The Colorado River is Dying… and the fly fishing community must help save it.
If this doesn’t upset you, I don’t know what would. As you may or may not be aware – at its headwaters in Grand County, over 50 percent of the Colorado River’s historic annual flows are removed and diverted across the Continental Divide to Front Range cities like Denver, Broomfield, Arvada, and Longmont through the Moffat Tunnel and Colorado Big Thompson Project (aka, the “CBT”). Once it reemerges through spigots and spouts, OVER HALF of that water is used outdoors to sustain lawns and thirsty landscaping.
So what effect has this had on trout? Since these projects came online, we’ve seen water temperatures skyrocket, whirling disease outbreaks, and algae and rock snot (didymo) that coat riverbeds like a thick layer of shag carpet, choking out important bug life and reducing trout populations and other native fish to a fraction of their historic abundance.
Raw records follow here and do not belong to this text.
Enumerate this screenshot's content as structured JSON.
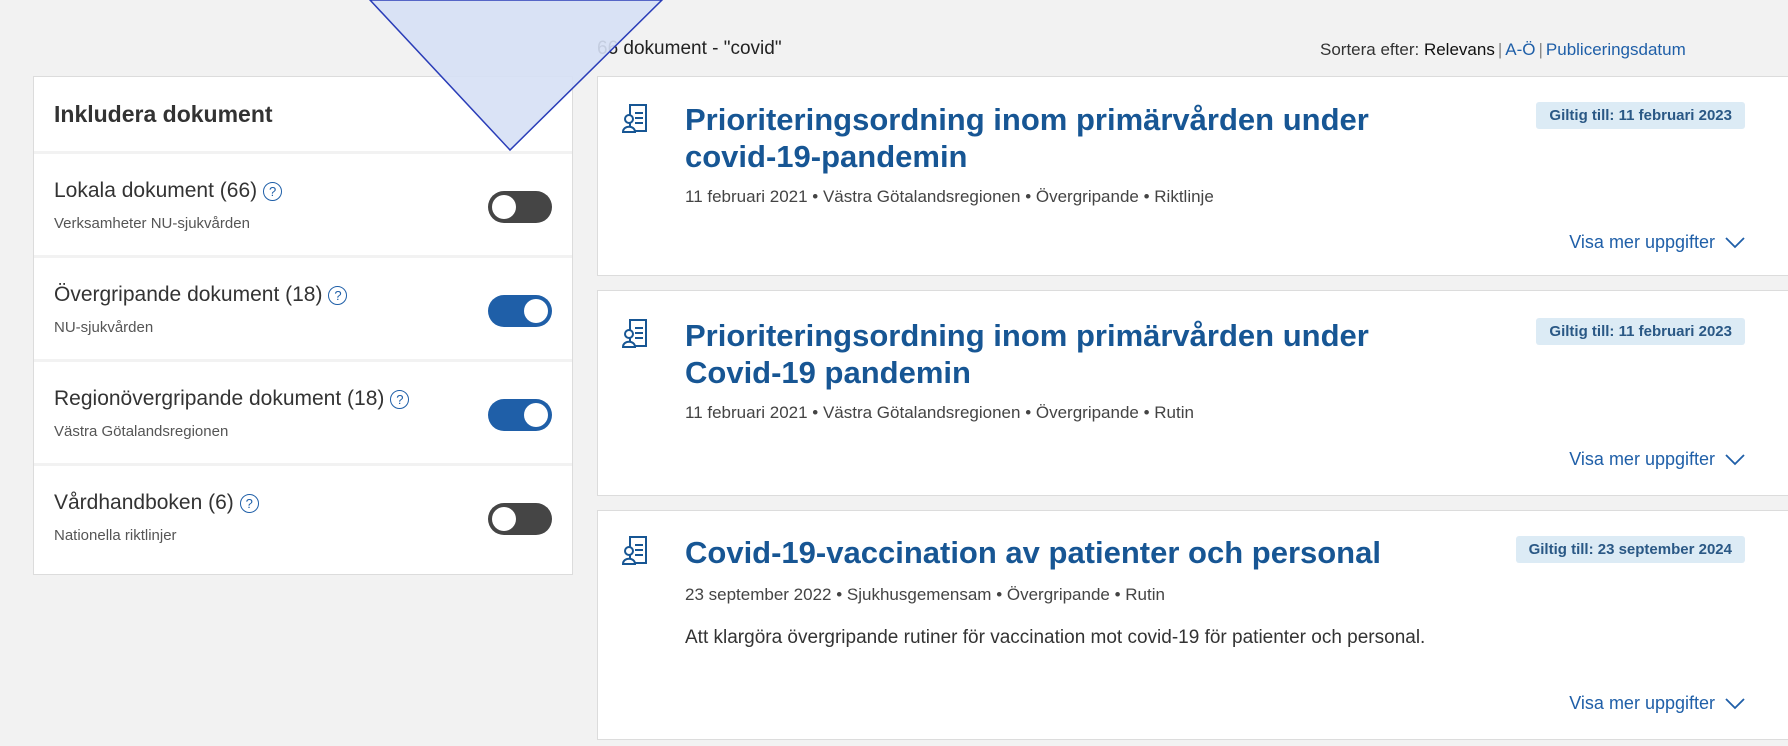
{
  "results": {
    "count_text": "66 dokument - \"covid\""
  },
  "sort": {
    "label": "Sortera efter:",
    "current": "Relevans",
    "options": [
      "A-Ö",
      "Publiceringsdatum"
    ]
  },
  "filter": {
    "heading": "Inkludera dokument",
    "items": [
      {
        "title": "Lokala dokument (66)",
        "subtitle": "Verksamheter NU-sjukvården",
        "enabled": false
      },
      {
        "title": "Övergripande dokument (18)",
        "subtitle": "NU-sjukvården",
        "enabled": true
      },
      {
        "title": "Regionövergripande dokument (18)",
        "subtitle": "Västra Götalandsregionen",
        "enabled": true
      },
      {
        "title": "Vårdhandboken (6)",
        "subtitle": "Nationella riktlinjer",
        "enabled": false
      }
    ],
    "help_glyph": "?"
  },
  "documents": [
    {
      "title": "Prioriteringsordning inom primärvården under covid-19-pandemin",
      "badge": "Giltig till: 11 februari 2023",
      "meta": "11 februari 2021 • Västra Götalandsregionen • Övergripande • Riktlinje",
      "description": "",
      "more_label": "Visa mer uppgifter"
    },
    {
      "title": "Prioriteringsordning inom primärvården under Covid-19 pandemin",
      "badge": "Giltig till: 11 februari 2023",
      "meta": "11 februari 2021 • Västra Götalandsregionen • Övergripande • Rutin",
      "description": "",
      "more_label": "Visa mer uppgifter"
    },
    {
      "title": "Covid-19-vaccination av patienter och personal",
      "badge": "Giltig till: 23 september 2024",
      "meta": "23 september 2022 • Sjukhusgemensam • Övergripande • Rutin",
      "description": "Att klargöra övergripande rutiner för vaccination mot covid-19 för patienter och personal.",
      "more_label": "Visa mer uppgifter"
    }
  ],
  "colors": {
    "accent": "#1f5fa8",
    "title": "#175694",
    "badge_bg": "#dcebf5",
    "toggle_off": "#454545",
    "page_bg": "#f2f2f2"
  }
}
If that isn’t outrageous enough, today, municipal water providers Denver Water and Northern Colorado Water Conservancy District (aka “Northern”) have proposed taking 25% MORE water from the Colorado River and its major tributaries like the Fraser River. Through the Windy Gap Firming Project and Moffat Expansion, they plan to draw and ship this additional supply to the same Front Range cities and suburbs that already waste precious Colorado River water, no strings attached.
So what does this mean for the river and fly fishing? After all these projects come online, less than a quarter of the water flowing from the Colorado River headwaters and Fraser River will remain, reducing these once mighty rivers to shadows of their former selves. As trout populations will likely decline, we could expect fewer fish and fewer days of gold medal fishing.
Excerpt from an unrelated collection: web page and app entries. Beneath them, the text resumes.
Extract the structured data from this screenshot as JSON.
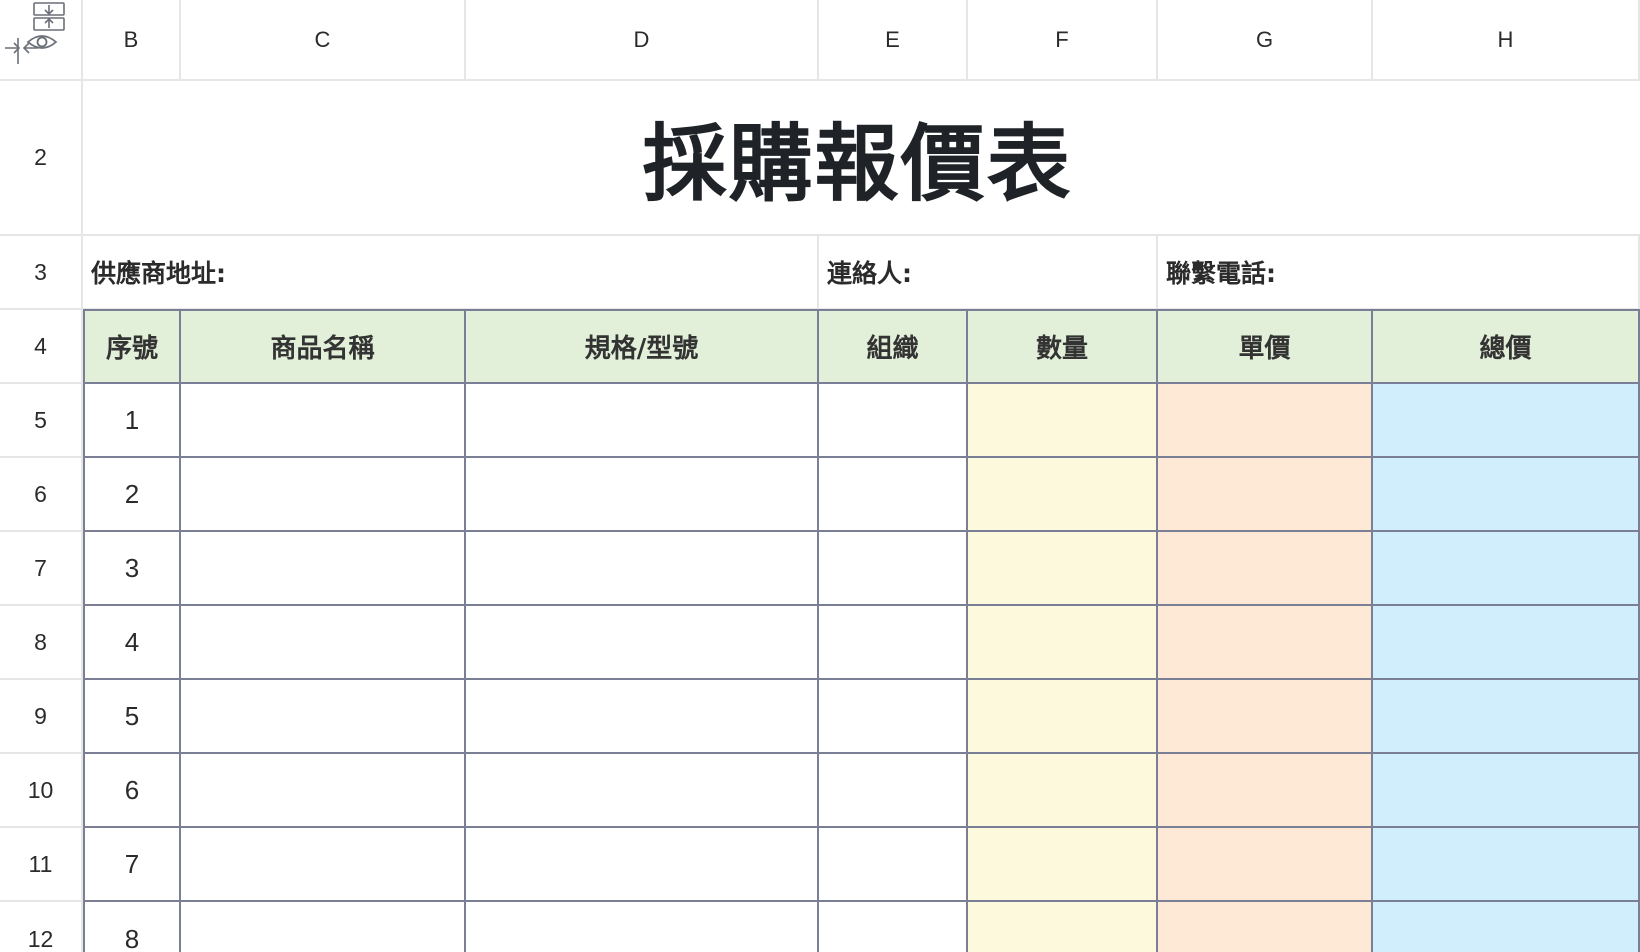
{
  "spreadsheet": {
    "columns": [
      "B",
      "C",
      "D",
      "E",
      "F",
      "G",
      "H"
    ],
    "rows": [
      "2",
      "3",
      "4",
      "5",
      "6",
      "7",
      "8",
      "9",
      "10",
      "11",
      "12"
    ],
    "title": "採購報價表",
    "info": {
      "supplier_address": "供應商地址:",
      "contact": "連絡人:",
      "phone": "聯繫電話:"
    },
    "table_headers": [
      "序號",
      "商品名稱",
      "規格/型號",
      "組織",
      "數量",
      "單價",
      "總價"
    ],
    "sequence_numbers": [
      "1",
      "2",
      "3",
      "4",
      "5",
      "6",
      "7",
      "8"
    ],
    "column_fill_colors": {
      "header": "#e2efd9",
      "quantity": "#fdf9dc",
      "unit_price": "#fde9d5",
      "total_price": "#d0eefb"
    }
  }
}
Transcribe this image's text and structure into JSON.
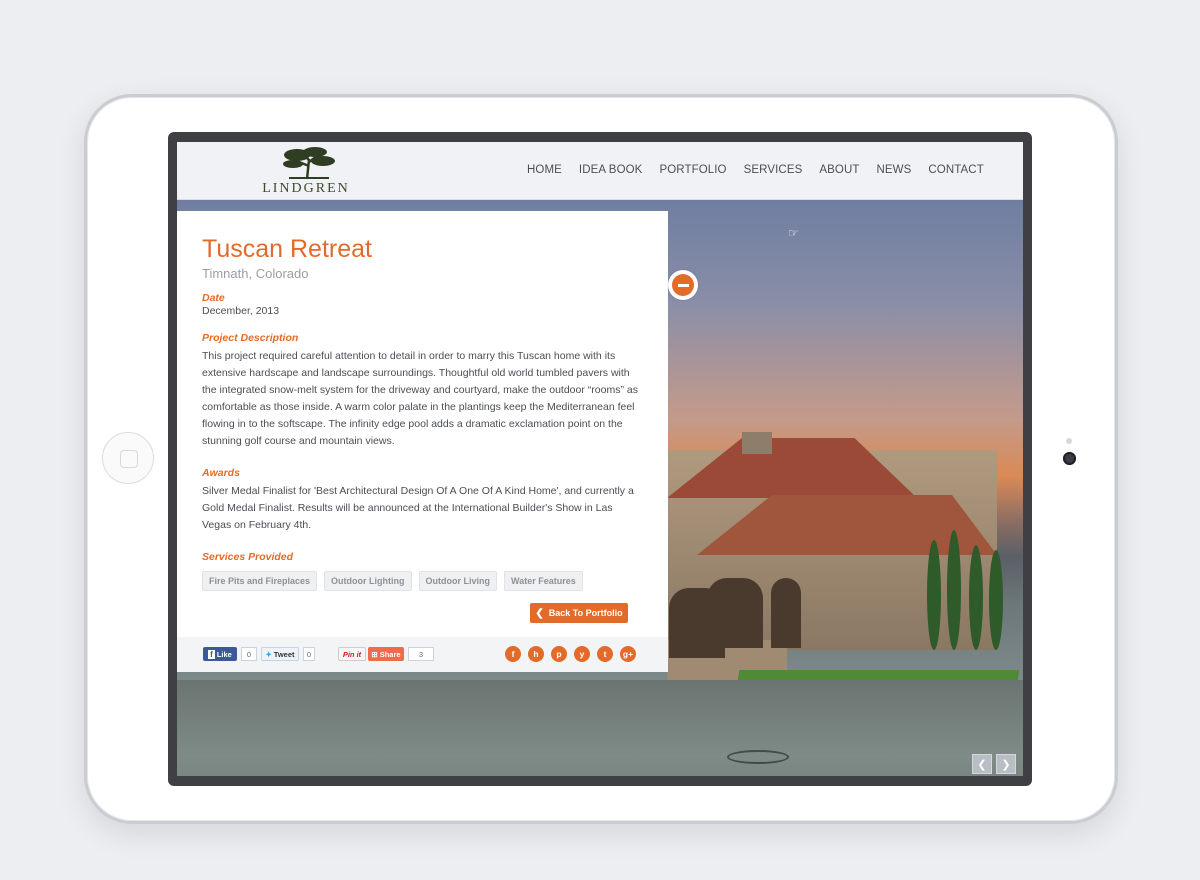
{
  "header": {
    "logo_text": "LINDGREN",
    "nav": [
      "HOME",
      "IDEA BOOK",
      "PORTFOLIO",
      "SERVICES",
      "ABOUT",
      "NEWS",
      "CONTACT"
    ]
  },
  "project": {
    "title": "Tuscan Retreat",
    "location": "Timnath, Colorado",
    "date_label": "Date",
    "date": "December, 2013",
    "description_label": "Project Description",
    "description": "This project required careful attention to detail in order to marry this Tuscan home with its extensive hardscape and landscape surroundings.  Thoughtful old world tumbled pavers with the integrated snow-melt system for the driveway and courtyard, make the outdoor “rooms” as comfortable as those inside.  A warm color palate in the plantings keep the Mediterranean feel flowing in to the softscape.  The infinity edge pool adds a dramatic exclamation point on the stunning golf course and mountain views.",
    "awards_label": "Awards",
    "awards": "Silver Medal Finalist for 'Best Architectural Design Of A One Of A Kind Home', and currently a Gold Medal Finalist.  Results will be announced at the International Builder's Show in Las Vegas on February 4th.",
    "services_label": "Services Provided",
    "services": [
      "Fire Pits and Fireplaces",
      "Outdoor Lighting",
      "Outdoor Living",
      "Water Features"
    ],
    "back_label": "Back To Portfolio"
  },
  "social": {
    "like_label": "Like",
    "like_count": "0",
    "tweet_label": "Tweet",
    "tweet_count": "0",
    "pin_label": "Pin it",
    "share_label": "Share",
    "share_count": "3",
    "icons": [
      "facebook-icon",
      "houzz-icon",
      "pinterest-icon",
      "yelp-icon",
      "twitter-icon",
      "google-plus-icon"
    ]
  },
  "colors": {
    "accent": "#e36b2a",
    "header_bg": "#f1f2f5",
    "nav_text": "#4a4f57"
  }
}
So what can you do to prevent all this? Trout Unlimited believes we can meet Front Range water needs and keep the Colorado River headwaters alive if and only if we fully mitigate potential impacts to fish and wildlife. From now until the end of May (time is running out!), the Colorado Wildlife Commission will accept public comments on mitigation plans for these two water projects, the Moffat expansion proposed by Denver Water and the Windy Gap Firming Project proposed by Northern. For an overview of the mitigation plans, click here. After that, the Colorado Water Conservation Board and possibly Governor Hickenlooper will have a chance to weigh in.
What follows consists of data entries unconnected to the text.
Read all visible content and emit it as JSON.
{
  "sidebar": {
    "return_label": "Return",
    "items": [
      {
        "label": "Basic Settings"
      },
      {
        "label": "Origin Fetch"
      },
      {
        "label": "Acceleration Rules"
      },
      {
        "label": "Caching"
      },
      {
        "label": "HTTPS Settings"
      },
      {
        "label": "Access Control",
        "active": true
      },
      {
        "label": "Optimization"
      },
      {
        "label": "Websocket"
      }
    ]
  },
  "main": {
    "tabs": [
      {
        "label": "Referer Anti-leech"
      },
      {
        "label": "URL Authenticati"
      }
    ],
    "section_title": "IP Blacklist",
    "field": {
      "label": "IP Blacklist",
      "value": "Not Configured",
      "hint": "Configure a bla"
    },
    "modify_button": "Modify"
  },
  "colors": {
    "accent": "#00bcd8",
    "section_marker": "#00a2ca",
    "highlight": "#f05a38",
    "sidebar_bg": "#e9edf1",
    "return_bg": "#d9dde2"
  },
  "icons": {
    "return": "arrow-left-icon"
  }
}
While the mitigation plans are intended to reduce the impacts of these two water projects on fish and wildlife, current plans are extremely inadequate and lack the safeguards needed to keep the river healthy for fish, wildlife and the local headwaters communities.
As folks whose jobs and livelihoods depend on the future health of the Colorado River, the Wildlife Commission needs to hear from you, anglers, guides, manufacturers and outfitters. Please consider writing an email or a letter to the Commission, and even to Governor John Hickenlooper himself. Describe why the river is important to you, the declines you’ve already witnessed in the Colorado River headwaters, and ask the Commission to create an ‘insurance policy’ that ensures the Colorado River and its trout will remain healthy into the future. If you don’t guide or fish the Colorado, talk generally about the importance of keeping all Western rivers healthy by managing our water resources responsibility.
For a list of possible solutions to include in your letter, click here.
To contact the Wildlife Commission:
Colorado Wildlife Commission
c/o Public Involvement Unit
Colorado Division of Wildlife
6060 Broadway, Denver Colorado 80216
To contact Governor Hickenlooper:
John W Hickenlooper, Governor
136 State Capitol
Denver, CO 80203-1792
Want to learn more or get more involved? Want to publically express support for keeping to Colorado River alive? Email firstname.lastname@example.org and we’ll get you on the Defend the Colorado website with a link to your business.